*** Opening of EXTRACTED DATA ***
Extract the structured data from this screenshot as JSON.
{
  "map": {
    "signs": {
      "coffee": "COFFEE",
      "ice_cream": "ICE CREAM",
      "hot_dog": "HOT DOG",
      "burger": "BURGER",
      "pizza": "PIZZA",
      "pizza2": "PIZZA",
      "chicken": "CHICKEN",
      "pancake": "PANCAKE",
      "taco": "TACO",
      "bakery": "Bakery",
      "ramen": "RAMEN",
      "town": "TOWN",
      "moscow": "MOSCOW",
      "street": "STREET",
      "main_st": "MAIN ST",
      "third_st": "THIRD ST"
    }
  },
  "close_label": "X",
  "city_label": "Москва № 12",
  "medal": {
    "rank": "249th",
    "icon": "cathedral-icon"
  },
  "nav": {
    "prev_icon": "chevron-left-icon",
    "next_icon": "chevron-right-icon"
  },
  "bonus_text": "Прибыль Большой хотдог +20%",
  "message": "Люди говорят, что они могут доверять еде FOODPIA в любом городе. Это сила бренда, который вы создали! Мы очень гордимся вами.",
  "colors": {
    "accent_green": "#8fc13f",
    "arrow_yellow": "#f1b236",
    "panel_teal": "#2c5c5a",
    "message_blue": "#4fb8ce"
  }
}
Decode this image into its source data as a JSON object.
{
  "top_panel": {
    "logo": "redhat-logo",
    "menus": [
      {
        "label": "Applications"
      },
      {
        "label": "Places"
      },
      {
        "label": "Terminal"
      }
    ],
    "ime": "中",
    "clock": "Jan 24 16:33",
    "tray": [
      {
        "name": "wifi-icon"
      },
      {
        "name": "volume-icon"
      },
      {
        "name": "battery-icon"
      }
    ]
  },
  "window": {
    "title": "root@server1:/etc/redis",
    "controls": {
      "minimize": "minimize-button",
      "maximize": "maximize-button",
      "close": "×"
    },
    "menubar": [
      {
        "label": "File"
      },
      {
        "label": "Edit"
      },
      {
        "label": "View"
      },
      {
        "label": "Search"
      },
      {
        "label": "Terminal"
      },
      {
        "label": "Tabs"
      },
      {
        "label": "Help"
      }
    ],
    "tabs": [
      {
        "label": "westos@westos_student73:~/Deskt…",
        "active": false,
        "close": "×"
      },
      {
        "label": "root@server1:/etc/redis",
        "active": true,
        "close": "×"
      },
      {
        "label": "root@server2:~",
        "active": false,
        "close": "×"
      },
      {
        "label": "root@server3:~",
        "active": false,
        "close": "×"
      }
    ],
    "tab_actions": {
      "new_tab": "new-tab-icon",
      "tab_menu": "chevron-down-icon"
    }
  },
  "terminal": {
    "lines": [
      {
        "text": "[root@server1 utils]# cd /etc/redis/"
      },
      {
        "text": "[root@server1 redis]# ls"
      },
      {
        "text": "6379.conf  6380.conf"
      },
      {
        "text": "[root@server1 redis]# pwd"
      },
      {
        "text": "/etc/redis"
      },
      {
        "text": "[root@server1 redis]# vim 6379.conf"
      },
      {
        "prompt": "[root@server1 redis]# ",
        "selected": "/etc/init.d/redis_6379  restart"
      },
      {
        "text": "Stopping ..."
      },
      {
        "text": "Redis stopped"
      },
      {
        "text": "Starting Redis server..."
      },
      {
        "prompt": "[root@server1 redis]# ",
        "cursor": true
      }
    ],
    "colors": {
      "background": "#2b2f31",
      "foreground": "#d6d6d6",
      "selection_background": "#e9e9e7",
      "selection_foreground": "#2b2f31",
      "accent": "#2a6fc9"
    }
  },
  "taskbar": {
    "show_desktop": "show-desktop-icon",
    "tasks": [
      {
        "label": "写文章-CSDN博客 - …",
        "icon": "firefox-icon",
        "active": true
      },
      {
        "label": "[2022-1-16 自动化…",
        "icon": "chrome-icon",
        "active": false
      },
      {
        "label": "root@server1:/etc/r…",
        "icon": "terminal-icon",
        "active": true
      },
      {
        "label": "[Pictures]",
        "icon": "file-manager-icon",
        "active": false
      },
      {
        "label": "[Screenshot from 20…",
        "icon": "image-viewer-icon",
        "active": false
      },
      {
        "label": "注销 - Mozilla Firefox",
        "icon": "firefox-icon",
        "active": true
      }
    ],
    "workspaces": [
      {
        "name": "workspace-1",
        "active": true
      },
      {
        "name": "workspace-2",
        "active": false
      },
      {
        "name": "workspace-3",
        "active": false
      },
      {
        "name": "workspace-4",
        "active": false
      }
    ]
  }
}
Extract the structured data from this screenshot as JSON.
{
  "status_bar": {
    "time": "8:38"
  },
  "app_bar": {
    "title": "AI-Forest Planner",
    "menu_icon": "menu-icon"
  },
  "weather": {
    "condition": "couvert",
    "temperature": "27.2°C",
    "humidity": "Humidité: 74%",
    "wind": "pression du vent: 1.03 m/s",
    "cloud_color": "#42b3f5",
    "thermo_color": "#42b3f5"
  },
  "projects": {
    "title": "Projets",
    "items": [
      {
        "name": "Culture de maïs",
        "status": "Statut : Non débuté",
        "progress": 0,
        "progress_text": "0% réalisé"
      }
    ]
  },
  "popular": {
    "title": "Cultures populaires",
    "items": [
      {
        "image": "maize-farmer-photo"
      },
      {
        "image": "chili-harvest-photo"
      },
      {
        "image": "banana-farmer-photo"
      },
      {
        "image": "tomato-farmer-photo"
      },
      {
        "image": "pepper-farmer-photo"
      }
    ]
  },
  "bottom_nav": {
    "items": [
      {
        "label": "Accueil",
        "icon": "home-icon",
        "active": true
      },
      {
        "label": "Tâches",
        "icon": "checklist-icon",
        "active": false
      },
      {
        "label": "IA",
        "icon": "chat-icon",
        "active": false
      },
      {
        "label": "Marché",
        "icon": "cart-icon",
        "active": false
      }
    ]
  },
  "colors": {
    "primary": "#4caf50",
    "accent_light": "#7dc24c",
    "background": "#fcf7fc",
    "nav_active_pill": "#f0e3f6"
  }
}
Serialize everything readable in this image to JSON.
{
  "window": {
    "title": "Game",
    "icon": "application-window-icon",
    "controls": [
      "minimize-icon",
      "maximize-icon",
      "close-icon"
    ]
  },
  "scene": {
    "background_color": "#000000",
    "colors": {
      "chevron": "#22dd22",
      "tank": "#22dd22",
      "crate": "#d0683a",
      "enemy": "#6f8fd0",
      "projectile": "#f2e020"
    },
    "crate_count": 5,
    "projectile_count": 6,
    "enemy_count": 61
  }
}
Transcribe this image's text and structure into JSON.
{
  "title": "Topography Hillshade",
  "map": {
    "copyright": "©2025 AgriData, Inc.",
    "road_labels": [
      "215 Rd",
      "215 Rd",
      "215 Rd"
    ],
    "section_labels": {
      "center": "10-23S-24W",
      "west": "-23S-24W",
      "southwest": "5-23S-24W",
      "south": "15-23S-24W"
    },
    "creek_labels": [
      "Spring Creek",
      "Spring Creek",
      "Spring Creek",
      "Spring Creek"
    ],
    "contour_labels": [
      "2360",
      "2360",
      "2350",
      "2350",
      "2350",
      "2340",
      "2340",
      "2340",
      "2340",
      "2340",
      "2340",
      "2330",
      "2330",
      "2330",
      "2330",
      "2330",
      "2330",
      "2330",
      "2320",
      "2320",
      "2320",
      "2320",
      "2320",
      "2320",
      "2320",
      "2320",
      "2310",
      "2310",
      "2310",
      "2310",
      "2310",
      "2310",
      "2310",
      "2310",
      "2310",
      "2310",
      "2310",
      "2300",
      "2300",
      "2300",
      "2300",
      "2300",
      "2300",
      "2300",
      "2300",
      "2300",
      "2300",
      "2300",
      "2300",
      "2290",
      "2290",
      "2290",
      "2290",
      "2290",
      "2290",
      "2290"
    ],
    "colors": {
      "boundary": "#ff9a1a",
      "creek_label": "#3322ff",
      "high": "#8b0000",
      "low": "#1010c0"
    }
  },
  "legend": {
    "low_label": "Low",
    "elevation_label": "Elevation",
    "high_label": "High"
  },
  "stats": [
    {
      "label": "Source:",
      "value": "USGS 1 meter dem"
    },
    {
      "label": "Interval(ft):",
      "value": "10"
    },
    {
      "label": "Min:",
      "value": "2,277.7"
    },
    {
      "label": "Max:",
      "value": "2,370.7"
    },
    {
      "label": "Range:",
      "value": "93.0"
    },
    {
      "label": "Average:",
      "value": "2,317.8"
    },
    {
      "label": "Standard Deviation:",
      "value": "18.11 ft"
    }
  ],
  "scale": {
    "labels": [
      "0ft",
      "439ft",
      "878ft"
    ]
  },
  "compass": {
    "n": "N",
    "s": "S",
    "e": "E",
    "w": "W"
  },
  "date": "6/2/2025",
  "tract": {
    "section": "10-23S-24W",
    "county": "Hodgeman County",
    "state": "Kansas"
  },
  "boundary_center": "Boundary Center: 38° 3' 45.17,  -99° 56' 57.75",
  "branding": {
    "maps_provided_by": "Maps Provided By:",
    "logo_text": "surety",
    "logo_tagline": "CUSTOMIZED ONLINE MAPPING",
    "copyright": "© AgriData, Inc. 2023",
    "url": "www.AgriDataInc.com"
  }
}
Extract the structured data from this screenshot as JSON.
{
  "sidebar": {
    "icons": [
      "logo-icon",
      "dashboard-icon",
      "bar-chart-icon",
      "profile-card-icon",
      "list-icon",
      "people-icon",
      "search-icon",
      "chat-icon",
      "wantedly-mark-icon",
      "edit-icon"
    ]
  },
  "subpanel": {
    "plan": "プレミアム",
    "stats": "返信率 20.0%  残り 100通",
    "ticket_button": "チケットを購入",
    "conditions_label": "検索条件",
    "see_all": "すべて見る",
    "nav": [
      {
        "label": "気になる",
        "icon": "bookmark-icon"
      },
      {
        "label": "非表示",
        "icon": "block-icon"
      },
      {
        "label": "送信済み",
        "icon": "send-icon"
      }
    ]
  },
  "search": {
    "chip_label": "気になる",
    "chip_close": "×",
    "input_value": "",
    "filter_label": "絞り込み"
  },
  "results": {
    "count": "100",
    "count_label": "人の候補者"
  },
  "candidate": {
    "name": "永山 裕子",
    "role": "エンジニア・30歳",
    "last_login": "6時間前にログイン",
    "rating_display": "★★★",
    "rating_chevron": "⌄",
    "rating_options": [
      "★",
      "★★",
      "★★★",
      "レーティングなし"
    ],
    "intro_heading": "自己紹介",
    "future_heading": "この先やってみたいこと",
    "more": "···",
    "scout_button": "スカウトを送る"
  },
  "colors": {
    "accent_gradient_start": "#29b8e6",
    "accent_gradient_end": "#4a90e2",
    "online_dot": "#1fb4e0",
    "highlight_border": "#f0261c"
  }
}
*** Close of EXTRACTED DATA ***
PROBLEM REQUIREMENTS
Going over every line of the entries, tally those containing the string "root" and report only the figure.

SOLUTION
11